** YOUR GOAL **
Copy each of the records exactly.

** Data records for software interfaces **
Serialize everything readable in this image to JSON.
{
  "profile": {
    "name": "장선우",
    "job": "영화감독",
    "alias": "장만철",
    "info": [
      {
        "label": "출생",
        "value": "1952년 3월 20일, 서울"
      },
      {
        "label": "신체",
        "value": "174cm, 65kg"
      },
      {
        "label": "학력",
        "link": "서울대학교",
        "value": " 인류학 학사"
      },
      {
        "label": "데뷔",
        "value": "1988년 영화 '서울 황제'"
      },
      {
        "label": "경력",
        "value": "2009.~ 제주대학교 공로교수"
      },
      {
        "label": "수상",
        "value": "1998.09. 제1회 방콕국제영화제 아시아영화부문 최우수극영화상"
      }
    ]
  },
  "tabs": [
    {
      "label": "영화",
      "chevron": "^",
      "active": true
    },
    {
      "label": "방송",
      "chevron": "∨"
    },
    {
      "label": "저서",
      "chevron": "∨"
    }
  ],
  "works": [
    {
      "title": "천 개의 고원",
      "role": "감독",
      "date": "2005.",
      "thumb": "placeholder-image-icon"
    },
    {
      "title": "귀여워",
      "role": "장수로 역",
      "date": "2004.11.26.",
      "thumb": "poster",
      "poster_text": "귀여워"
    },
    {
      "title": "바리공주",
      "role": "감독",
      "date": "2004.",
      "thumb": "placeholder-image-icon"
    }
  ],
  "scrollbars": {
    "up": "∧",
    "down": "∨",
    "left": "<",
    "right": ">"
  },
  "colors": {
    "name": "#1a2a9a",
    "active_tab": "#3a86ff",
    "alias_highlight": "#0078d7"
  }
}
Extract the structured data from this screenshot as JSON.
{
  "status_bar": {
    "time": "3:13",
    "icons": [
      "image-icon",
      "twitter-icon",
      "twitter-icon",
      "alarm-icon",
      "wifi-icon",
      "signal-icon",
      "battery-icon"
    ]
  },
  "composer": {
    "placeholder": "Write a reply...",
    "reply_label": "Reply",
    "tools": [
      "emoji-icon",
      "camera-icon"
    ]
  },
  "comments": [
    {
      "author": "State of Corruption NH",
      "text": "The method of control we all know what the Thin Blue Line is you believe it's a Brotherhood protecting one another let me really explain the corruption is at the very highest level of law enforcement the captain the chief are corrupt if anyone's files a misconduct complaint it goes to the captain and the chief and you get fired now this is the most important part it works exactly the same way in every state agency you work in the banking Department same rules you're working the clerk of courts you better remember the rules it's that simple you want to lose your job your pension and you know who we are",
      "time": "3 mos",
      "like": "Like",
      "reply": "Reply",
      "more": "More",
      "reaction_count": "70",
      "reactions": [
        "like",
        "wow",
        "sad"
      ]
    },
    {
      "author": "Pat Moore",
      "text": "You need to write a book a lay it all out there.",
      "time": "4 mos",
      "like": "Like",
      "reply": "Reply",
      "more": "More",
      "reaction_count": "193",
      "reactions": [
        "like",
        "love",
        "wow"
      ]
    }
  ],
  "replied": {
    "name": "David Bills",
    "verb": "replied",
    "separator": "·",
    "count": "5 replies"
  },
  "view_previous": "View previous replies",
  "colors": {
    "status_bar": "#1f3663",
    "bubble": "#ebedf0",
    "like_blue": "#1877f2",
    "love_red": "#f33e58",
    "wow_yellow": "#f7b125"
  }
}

** RESPONSE TO THE EXERCISE **
Serialize everything readable in this image to JSON.
{
  "profile": {
    "name": "장선우",
    "job": "영화감독",
    "alias": "장만철",
    "info": [
      {
        "label": "출생",
        "value": "1952년 3월 20일, 서울"
      },
      {
        "label": "신체",
        "value": "174cm, 65kg"
      },
      {
        "label": "학력",
        "link": "서울대학교",
        "value": " 인류학 학사"
      },
      {
        "label": "데뷔",
        "value": "1988년 영화 '서울 황제'"
      },
      {
        "label": "경력",
        "value": "2009.~ 제주대학교 공로교수"
      },
      {
        "label": "수상",
        "value": "1998.09. 제1회 방콕국제영화제 아시아영화부문 최우수극영화상"
      }
    ]
  },
  "tabs": [
    {
      "label": "영화",
      "chevron": "^",
      "active": true
    },
    {
      "label": "방송",
      "chevron": "∨"
    },
    {
      "label": "저서",
      "chevron": "∨"
    }
  ],
  "works": [
    {
      "title": "천 개의 고원",
      "role": "감독",
      "date": "2005.",
      "thumb": "placeholder-image-icon"
    },
    {
      "title": "귀여워",
      "role": "장수로 역",
      "date": "2004.11.26.",
      "thumb": "poster",
      "poster_text": "귀여워"
    },
    {
      "title": "바리공주",
      "role": "감독",
      "date": "2004.",
      "thumb": "placeholder-image-icon"
    }
  ],
  "scrollbars": {
    "up": "∧",
    "down": "∨",
    "left": "<",
    "right": ">"
  },
  "colors": {
    "name": "#1a2a9a",
    "active_tab": "#3a86ff",
    "alias_highlight": "#0078d7"
  }
}
Extract the structured data from this screenshot as JSON.
{
  "status_bar": {
    "time": "3:13",
    "icons": [
      "image-icon",
      "twitter-icon",
      "twitter-icon",
      "alarm-icon",
      "wifi-icon",
      "signal-icon",
      "battery-icon"
    ]
  },
  "composer": {
    "placeholder": "Write a reply...",
    "reply_label": "Reply",
    "tools": [
      "emoji-icon",
      "camera-icon"
    ]
  },
  "comments": [
    {
      "author": "State of Corruption NH",
      "text": "The method of control we all know what the Thin Blue Line is you believe it's a Brotherhood protecting one another let me really explain the corruption is at the very highest level of law enforcement the captain the chief are corrupt if anyone's files a misconduct complaint it goes to the captain and the chief and you get fired now this is the most important part it works exactly the same way in every state agency you work in the banking Department same rules you're working the clerk of courts you better remember the rules it's that simple you want to lose your job your pension and you know who we are",
      "time": "3 mos",
      "like": "Like",
      "reply": "Reply",
      "more": "More",
      "reaction_count": "70",
      "reactions": [
        "like",
        "wow",
        "sad"
      ]
    },
    {
      "author": "Pat Moore",
      "text": "You need to write a book a lay it all out there.",
      "time": "4 mos",
      "like": "Like",
      "reply": "Reply",
      "more": "More",
      "reaction_count": "193",
      "reactions": [
        "like",
        "love",
        "wow"
      ]
    }
  ],
  "replied": {
    "name": "David Bills",
    "verb": "replied",
    "separator": "·",
    "count": "5 replies"
  },
  "view_previous": "View previous replies",
  "colors": {
    "status_bar": "#1f3663",
    "bubble": "#ebedf0",
    "like_blue": "#1877f2",
    "love_red": "#f33e58",
    "wow_yellow": "#f7b125"
  }
}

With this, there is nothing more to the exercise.